Wipes, specifically antibacterial wipes, are a staple in the majority of households, yet is their single use justified? Santillo reminds us that cleaning surfaces constantly with antibacterial wipes or sprays “might eventually lead to increased resistance of some pathogens, and to less low-level exposure and immune-system boosting for us.” It’s not a question of poor hygiene, but a more balanced and healthy approach to cleaning.
DIY Cleaning products
The best way to avoid the need to harsh chemicals is to avoid the build-up of dirt by wiping down surfaces that see the most activity – that is the bathroom and the kitchen. To carry a more environmentally friendly household in general there are a couple of things you can do. For example, by placing a door mat you will ensure that the majority of dirt from the outside will stay outside. Always try to load a full wash when using the washing machine; and a 30°C cycle is plenty for most washes.
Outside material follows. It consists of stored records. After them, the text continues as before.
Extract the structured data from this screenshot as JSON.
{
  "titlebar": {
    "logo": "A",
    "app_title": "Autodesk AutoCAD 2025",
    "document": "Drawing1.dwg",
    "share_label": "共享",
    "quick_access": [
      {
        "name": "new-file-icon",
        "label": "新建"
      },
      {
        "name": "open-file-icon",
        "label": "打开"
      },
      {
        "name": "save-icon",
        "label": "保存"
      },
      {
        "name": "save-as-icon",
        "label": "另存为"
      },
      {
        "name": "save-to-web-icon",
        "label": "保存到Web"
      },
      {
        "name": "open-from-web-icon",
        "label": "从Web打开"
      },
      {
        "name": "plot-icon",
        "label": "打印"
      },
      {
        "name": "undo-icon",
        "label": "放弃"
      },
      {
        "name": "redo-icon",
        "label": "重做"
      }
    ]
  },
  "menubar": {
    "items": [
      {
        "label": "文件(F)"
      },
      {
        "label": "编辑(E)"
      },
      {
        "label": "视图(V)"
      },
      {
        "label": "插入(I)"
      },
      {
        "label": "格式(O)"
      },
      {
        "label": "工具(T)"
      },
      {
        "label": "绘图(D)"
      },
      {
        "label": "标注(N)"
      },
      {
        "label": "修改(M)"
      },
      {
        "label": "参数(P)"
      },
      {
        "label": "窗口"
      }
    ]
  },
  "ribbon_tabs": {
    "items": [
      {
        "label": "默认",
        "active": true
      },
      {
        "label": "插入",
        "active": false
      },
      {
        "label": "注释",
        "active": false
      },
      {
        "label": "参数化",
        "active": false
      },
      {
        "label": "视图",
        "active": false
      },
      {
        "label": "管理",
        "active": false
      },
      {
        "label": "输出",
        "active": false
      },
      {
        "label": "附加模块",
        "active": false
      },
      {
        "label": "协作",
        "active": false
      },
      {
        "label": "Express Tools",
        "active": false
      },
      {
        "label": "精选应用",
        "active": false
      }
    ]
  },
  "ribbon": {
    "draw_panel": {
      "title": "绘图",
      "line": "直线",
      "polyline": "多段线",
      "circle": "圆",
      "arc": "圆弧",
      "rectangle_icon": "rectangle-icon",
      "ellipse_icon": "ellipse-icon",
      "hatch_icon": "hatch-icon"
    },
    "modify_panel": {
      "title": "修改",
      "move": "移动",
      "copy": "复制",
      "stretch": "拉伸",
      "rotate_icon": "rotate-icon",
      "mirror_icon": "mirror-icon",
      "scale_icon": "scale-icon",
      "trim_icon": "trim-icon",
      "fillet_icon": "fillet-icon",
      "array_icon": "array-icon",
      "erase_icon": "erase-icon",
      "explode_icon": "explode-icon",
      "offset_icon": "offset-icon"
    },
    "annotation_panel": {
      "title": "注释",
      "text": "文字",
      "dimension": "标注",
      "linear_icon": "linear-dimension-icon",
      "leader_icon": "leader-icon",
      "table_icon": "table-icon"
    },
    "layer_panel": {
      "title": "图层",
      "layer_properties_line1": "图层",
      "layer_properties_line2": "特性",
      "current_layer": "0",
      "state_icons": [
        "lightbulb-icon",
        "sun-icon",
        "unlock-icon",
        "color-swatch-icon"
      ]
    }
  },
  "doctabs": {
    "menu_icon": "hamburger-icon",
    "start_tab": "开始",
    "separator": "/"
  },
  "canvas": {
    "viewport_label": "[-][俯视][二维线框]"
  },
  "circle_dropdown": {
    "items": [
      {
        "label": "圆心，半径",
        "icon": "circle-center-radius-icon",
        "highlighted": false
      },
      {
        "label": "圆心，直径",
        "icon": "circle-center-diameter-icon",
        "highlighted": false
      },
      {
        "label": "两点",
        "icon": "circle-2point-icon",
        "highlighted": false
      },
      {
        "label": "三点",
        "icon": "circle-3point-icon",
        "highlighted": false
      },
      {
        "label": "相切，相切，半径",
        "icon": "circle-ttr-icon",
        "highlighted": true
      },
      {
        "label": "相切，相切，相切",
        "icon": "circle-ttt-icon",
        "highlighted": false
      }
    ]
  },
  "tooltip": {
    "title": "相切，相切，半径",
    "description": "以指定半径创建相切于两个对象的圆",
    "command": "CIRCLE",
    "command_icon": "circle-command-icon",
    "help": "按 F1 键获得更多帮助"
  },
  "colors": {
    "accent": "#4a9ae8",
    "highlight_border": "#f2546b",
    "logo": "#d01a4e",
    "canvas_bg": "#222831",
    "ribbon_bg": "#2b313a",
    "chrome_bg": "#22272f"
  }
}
Among the ingredients you will have most likely heard are traditional household cleaners such as white vinegar, bicarbonate of soda, club soda and lemon. You can easily make an all-purpose cleaner to wipe down tiles, mirrors, worktops and appliances. Simply fill ⅓ of a spray bottle with white vinegar and top up with cold water. Voilà.
Dr Santillo adds that there is “plenty of anecdotal evidence that such simple products are just as effective, and of course many of them were used for generations before the more convenient and job-specified products came into the shops. I would suggest that people just try these alternatives and see for themselves, and if they are happy then encourage others.”
There are many recipes out there on how to make more a more heavy duty cleaning spray. Rachelle Strauss, author of Household Cleaning from the Self-Sufficiency series published by New Holland, swears by the following:
- In a 500ml spray bottle mix 30ml of white vinegar.
- Add 1 teaspoon of Borax.
- 450ml hot water and shake.
- Add ½ teaspoon of liquid castile soap.
- And an optional 5 drops of essential oils.
- Shake well before use.
If you are after an antibacterial cleaner, we have found a recipe that includes a large grapefruit, white vinegar and tea tree oil. That is all.
Finally, for sinks, bathtubs and the like, what you want is a cream cleaner that brings out the shine. Once again, Strauss recommends using a container with a lid; add 90g of bicarbonate of soda, 115ml of liquid castile soap and 6 drops of essential oil.
Let us know how you get on. And if you have any other alternatives or cleaning recipes to share, leave a comment below!